(Image source: Bloomberg)

 

 

BY ZACH TOOMBS

 

 

Japan’s parliament selected a familiar face to fill the role of prime minister Wednesday.

 

Shinzo Abe will return to the top of Japan’s government, five years after his first stint as prime minister. He’s the nation’s seventh leader in just six years, ushered into office after his Liberal Democratic Party won control of Parliament’s lower house. [Video: euronews]

 

Abe promised to challenge China’s claim to a string of islands in the East China Sea, known to the Japanese as the Senkaku, but The New York Times reports: [Video: NTDTV]

 

“... he has played down confrontation with Asian neighbors since the elections, instead focusing his agenda on lifting Japan’s economy out of recession before upper-house elections next summer.”

 

Al Jazeera says that recession has resulted in virtual stagnation for the nation’s economy. Japan lost the mantle of the world’s second-largest economy to China just last year.

 

The new prime minister has pledged a stimulus package worth 10 trillion yen, or $120 billion, for infrastructure and emergency spending. He also wants to fight deflation by weakening currency value, aiming to increase exports by cheapening Japanese goods internationally. [Source: Bloomberg]

 

Previous Prime Minister Yoshihiko Noda stepped down Wednesday to make way for the new leaders. Abe’s first term was cut short in 2007 by a string of scandals within his cabinet. He told The Japan Times, this time, he wants to get it right.

 

He said, "I got up today with a fresh feeling. By drawing on my experience of heading a government, I'd like to run my new government in a stable manner."

 

Economics aside, CNN says an increasingly aggressive North Korea will be a concern, as will nuclear policy.

 

“Abe’s suggesting nuclear power will remain on the table, despite ongoing troubles at Fukushima.”

 

Abe chose another former prime minister, 72-year-old Taro Aso, as his deputy prime minister and chief of finance. But much of his cabinet will be filled by younger lawmakers.

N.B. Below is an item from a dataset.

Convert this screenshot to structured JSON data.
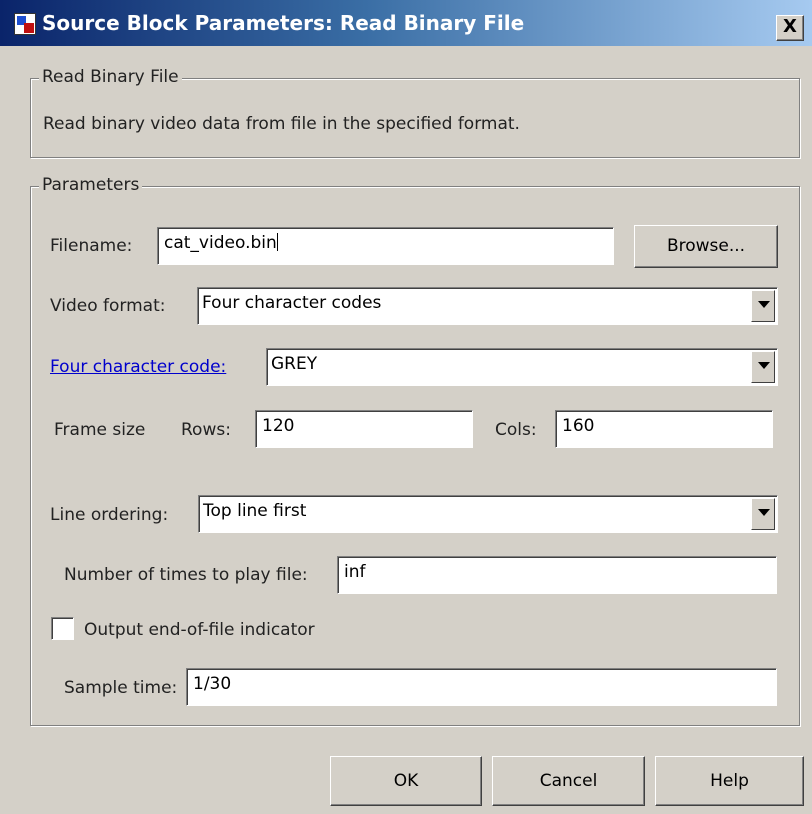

Abe says he hopes to show a departure from Japan’s revolving door politics of the past six years.

Shinzo Abe Returns as Prime Minister in Japan

by Zach Toombs
0
Transcript
Dec 26, 2012

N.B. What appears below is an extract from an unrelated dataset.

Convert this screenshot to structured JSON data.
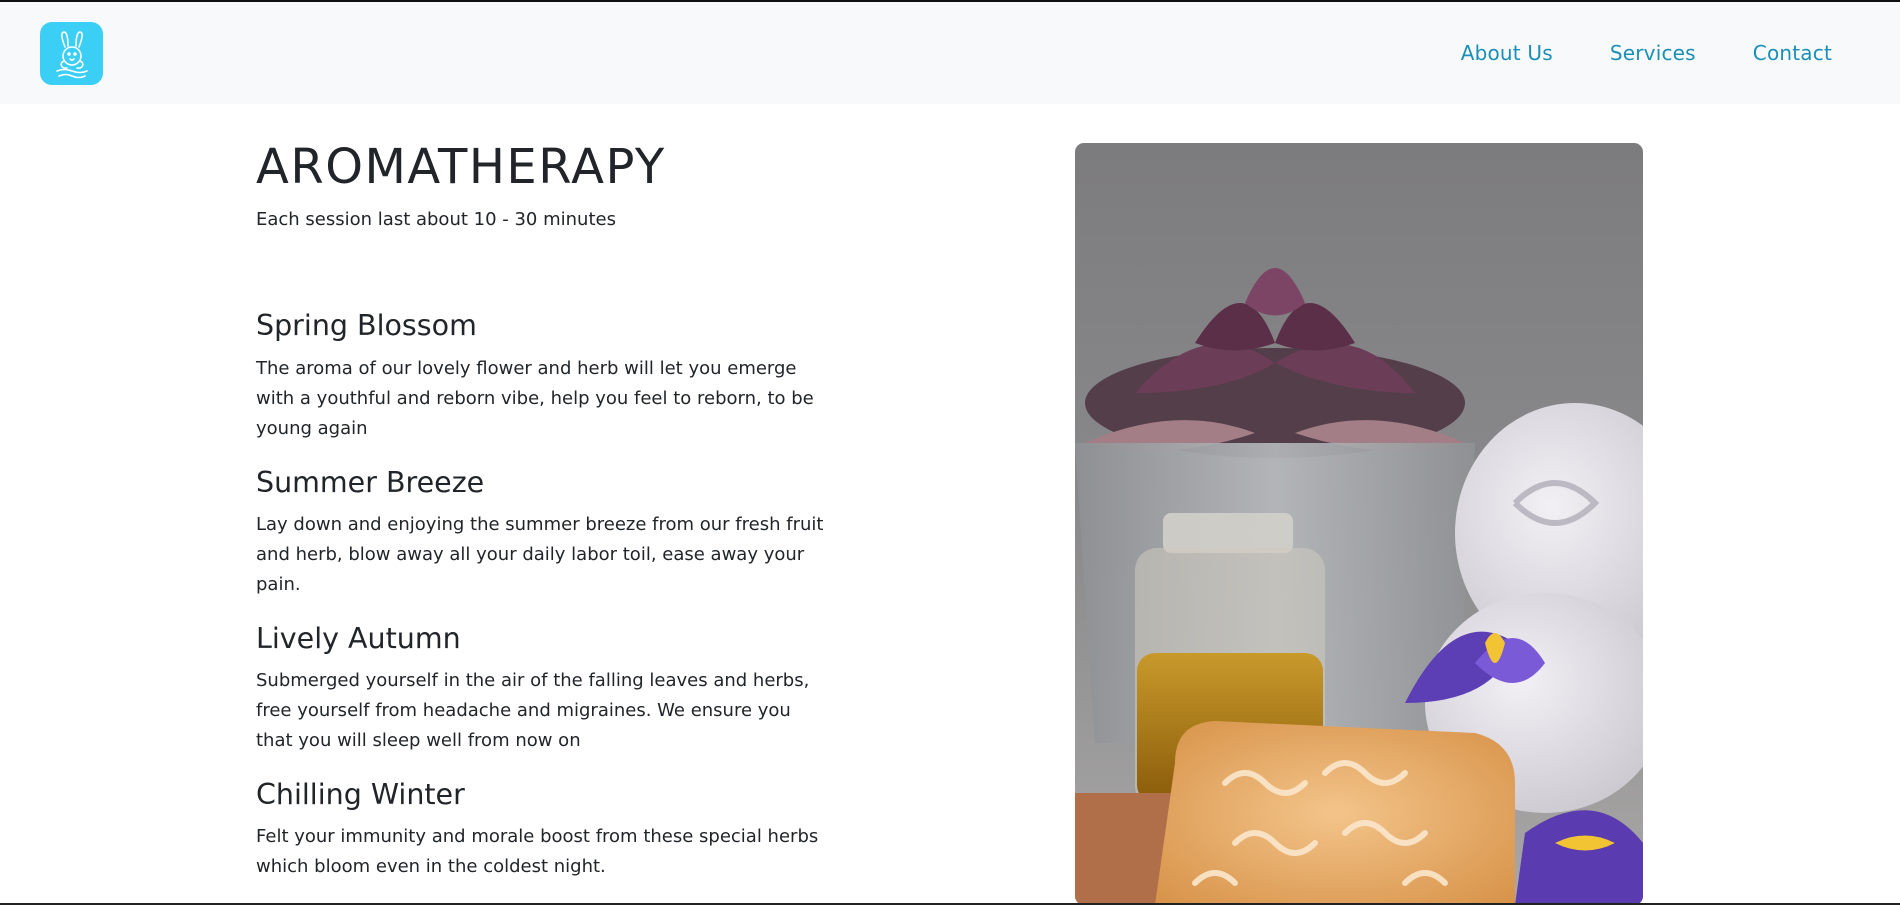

Shinzo Abe Returns as Prime Minister in Japan

(Image source: Bloomberg)

 

 

BY ZACH TOOMBS

 

 

Japan’s parliament selected a familiar face to fill the role of prime minister Wednesday.

 

Shinzo Abe will return to the top of Japan’s government, five years after his first stint as prime minister. He’s the nation’s seventh leader in just six years, ushered into office after his Liberal Democratic Party won control of Parliament’s lower house. [Video: euronews]

 

Abe promised to challenge China’s claim to a string of islands in the East China Sea, known to the Japanese as the Senkaku, but The New York Times reports: [Video: NTDTV]

 

“... he has played down confrontation with Asian neighbors since the elections, instead focusing his agenda on lifting Japan’s economy out of recession before upper-house elections next summer.”

 

Al Jazeera says that recession has resulted in virtual stagnation for the nation’s economy. Japan lost the mantle of the world’s second-largest economy to China just last year.

 

The new prime minister has pledged a stimulus package worth 10 trillion yen, or $120 billion, for infrastructure and emergency spending. He also wants to fight deflation by weakening currency value, aiming to increase exports by cheapening Japanese goods internationally. [Source: Bloomberg]

 

Previous Prime Minister Yoshihiko Noda stepped down Wednesday to make way for the new leaders. Abe’s first term was cut short in 2007 by a string of scandals within his cabinet. He told The Japan Times, this time, he wants to get it right.

 

He said, "I got up today with a fresh feeling. By drawing on my experience of heading a government, I'd like to run my new government in a stable manner."

 

Economics aside, CNN says an increasingly aggressive North Korea will be a concern, as will nuclear policy.

 

“Abe’s suggesting nuclear power will remain on the table, despite ongoing troubles at Fukushima.”

 

Abe chose another former prime minister, 72-year-old Taro Aso, as his deputy prime minister and chief of finance. But much of his cabinet will be filled by younger lawmakers. Abe says he hopes to show a departure from Japan’s revolving door politics of the past six years.

View More
Comments
Newsy
www1